It's my “Covidversary” and I'm focusing on Fitz, the pugalier (pug x cavalier) we just rehomed, who in just 10 days has been such a boost. My body and my brain are basking in the new love we have for each other. It's been a tough couple of years, but I'm so lucky to have supportive family and a partner who have been so devoted to my wellbeing. They have never questioned the reality of my illness, and my new disability.
Three years ago today, it was a Friday afternoon and I was at the small wooden desk I bought after moving into my partner's place before lockdown. I had a strange headache I'd never had, one right behind my eyes. I tried to continue working, but after an hour or two, I was in bed.
So we participated in the National Grid's “Savings Sessions” last night via our energy supplier Octopus Energy.
We sat with one dimmed LED bulb and candle light for an hour in an effort to use less energy during a peak period, 5-6pm. (This is the period when typically, in winter, the government has to fire up dirty sources of energy, and pay horrible companies hundreds of millions of pounds to keep the lights on.)
We did so all the while believing that our government and our country has this all wrong.
When I was younger, I didn't understand my swings between a tail-wagging extrovert and a very solitary person who wanted to flee all social interaction.
I think I thought for a long time that the person fleeing was either depressed-me or rebellious-me. Me working through something.
Then I heard this term “ambivert” – filling in the space between Jung's extrovert-introvert binary.
It may seem absurd but when I finally returned to California to see my parents in January this year, after two years of not seeing them due to the pandemic and being disabled by it, one of the things that struck me most about arriving in their house was the lack of ice in the freezer.

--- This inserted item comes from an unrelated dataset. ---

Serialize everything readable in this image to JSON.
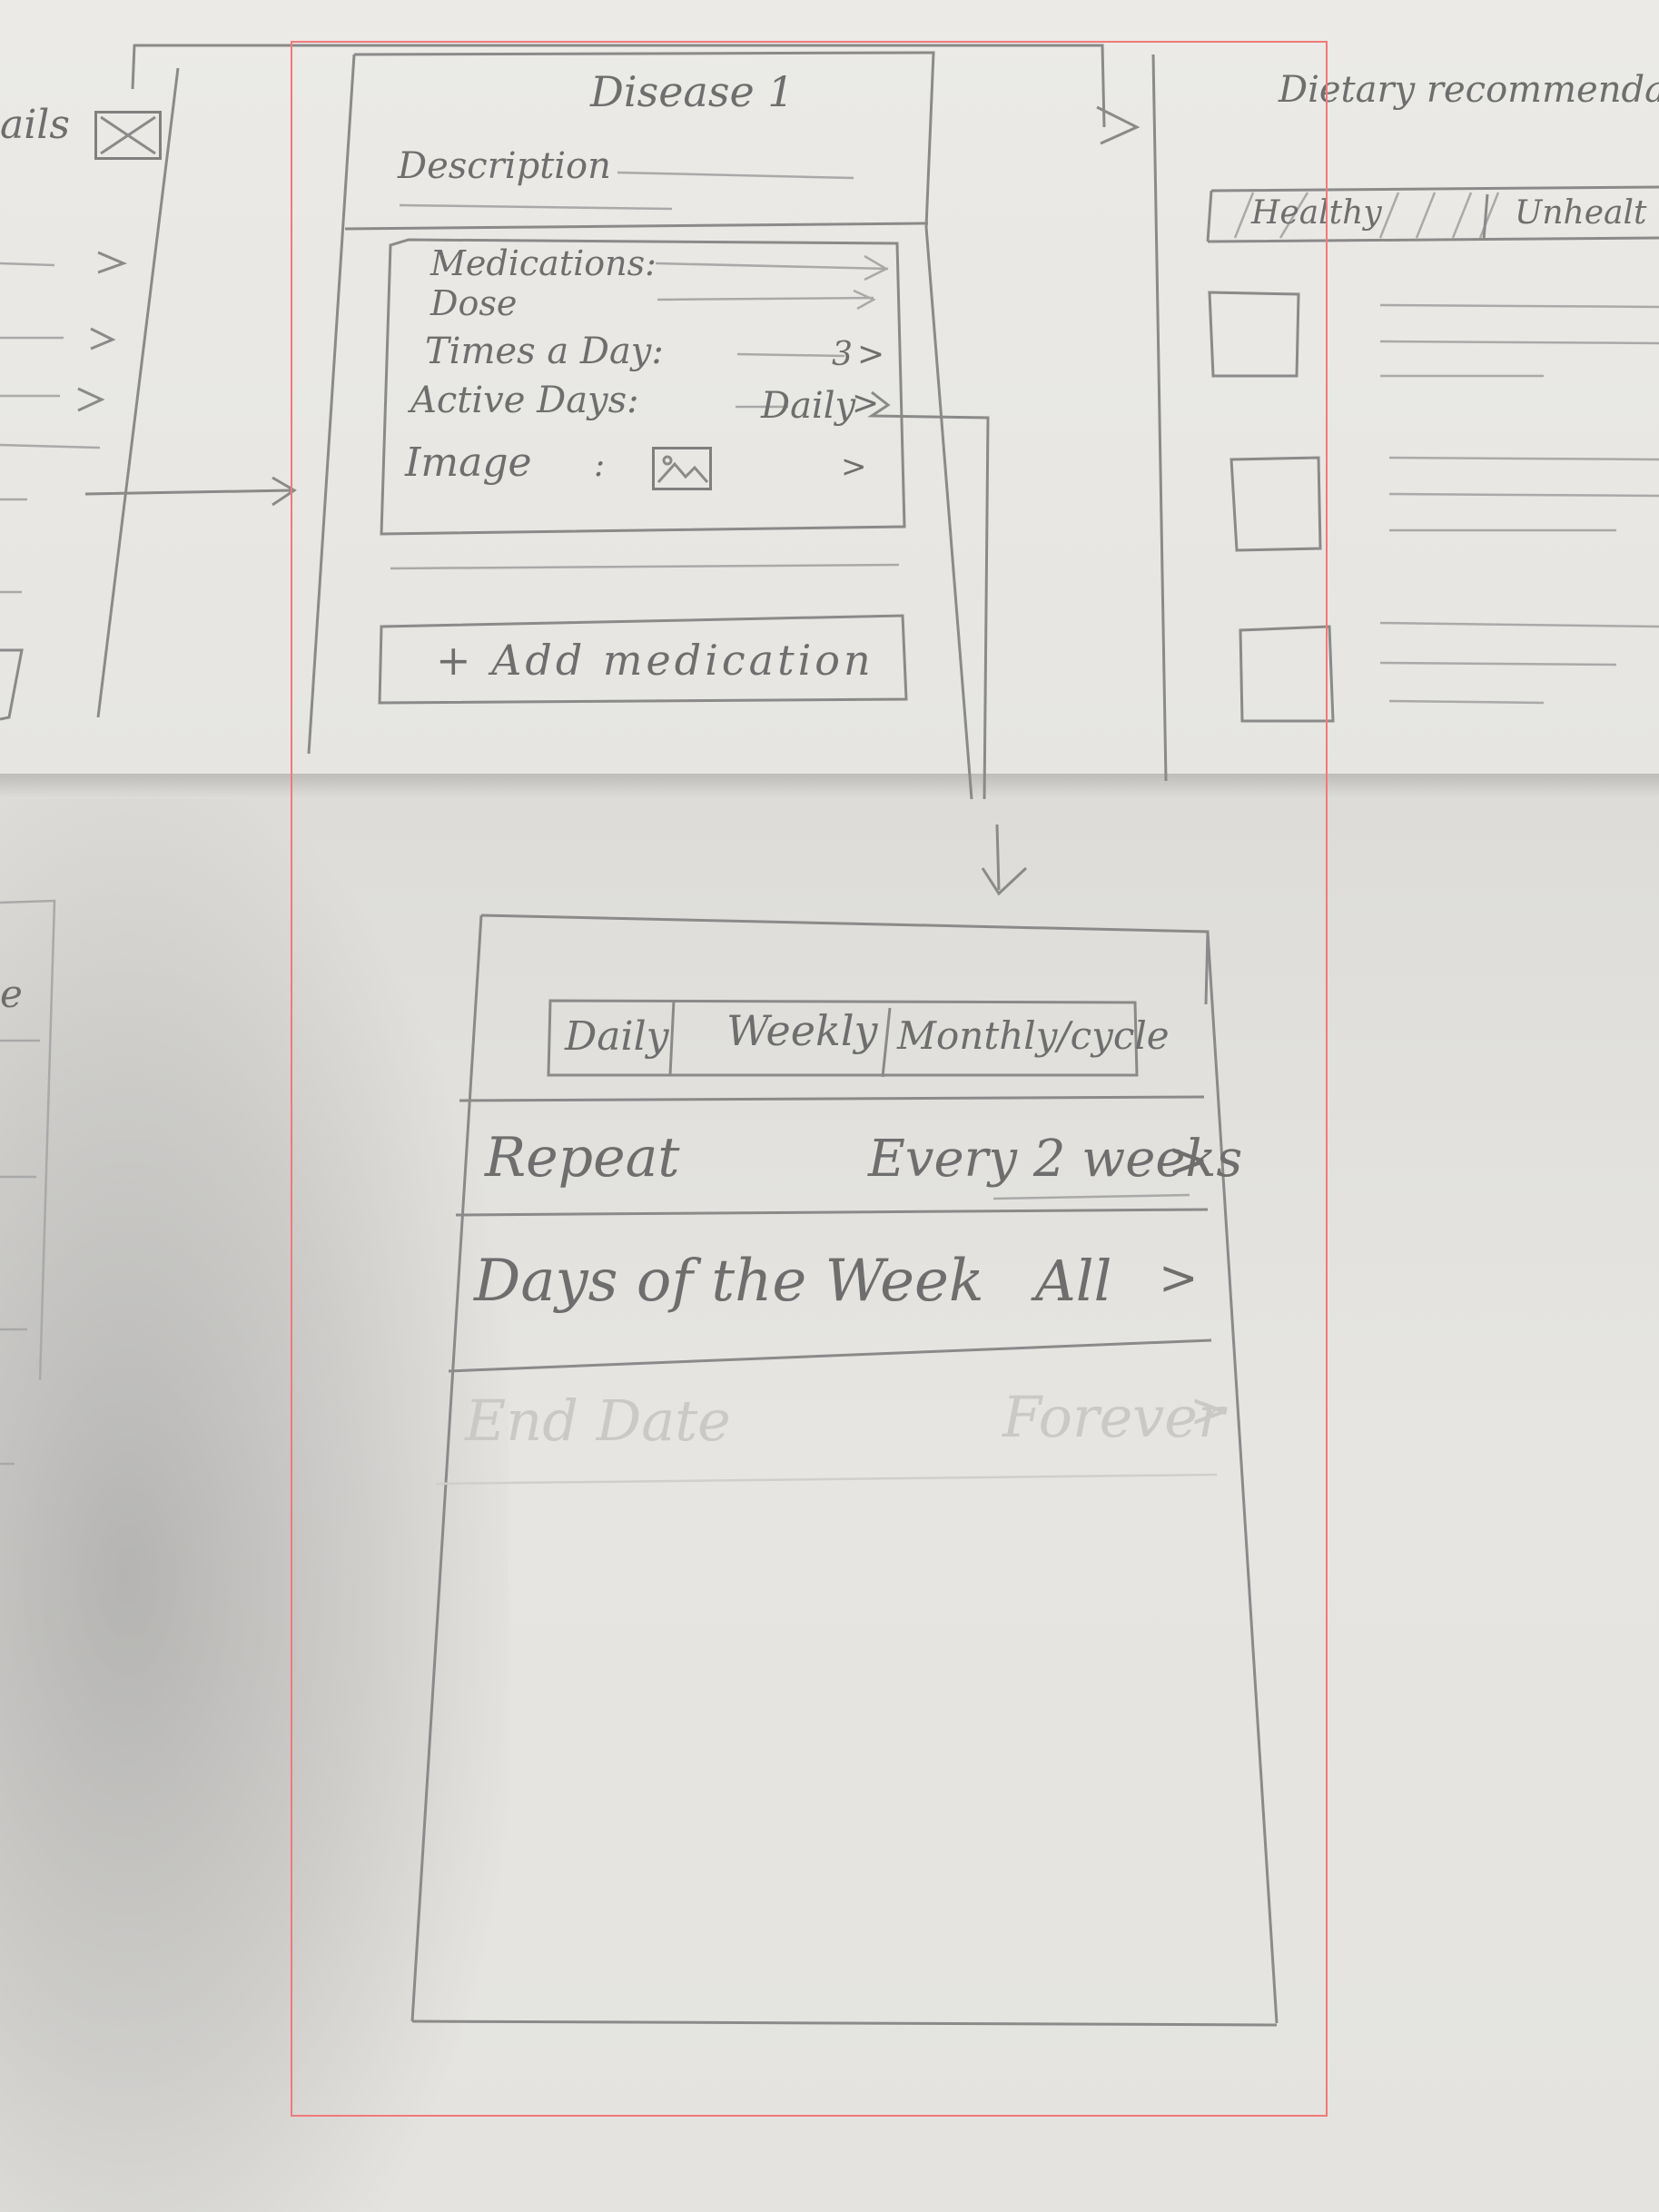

I grew up in the Midwest of the US, where access to unlimited ice is some strange human right. That along with unlimited ketchup, sugar packets, napkins. Doesn’t really matter what season it is. If the drink isn’t hot, it comes smothered in ice.
As a child, I learned that people in other parts of the world have a different relationship to ice.
A while ago, I “quit” international development. I never considered myself an “aid worker”, but I’d spent 5 years in total working internationally in the sector.
Mostly at “headquarters” but partly “in the field”. I’d grown tired.
At the time I wrote an unsigned “Dear John” letter to development which stated “no amount of earnest critique, satire, or wounded camaraderie” could help me stay on.
People ask me how I did it. I am always surprised when people approach me for this kind of coaching. While I am happier and more stable than I can remember in my adult life, I remind people I am by no means materially better off.
So. This will not help you decide how to make money or choose a new career. If you are looking for advice about how to feel ok again, and (re)construct meaning in your life after working in international development here are some tips.
Living in East Timor, a far-away, post-colonial place (not my own city which lived its own fraught history), I became fascinated with the gaps in history.
What is told? What isn’t told? Amateur oral histories led me to the archives, which led me to ethnography, a form of translation.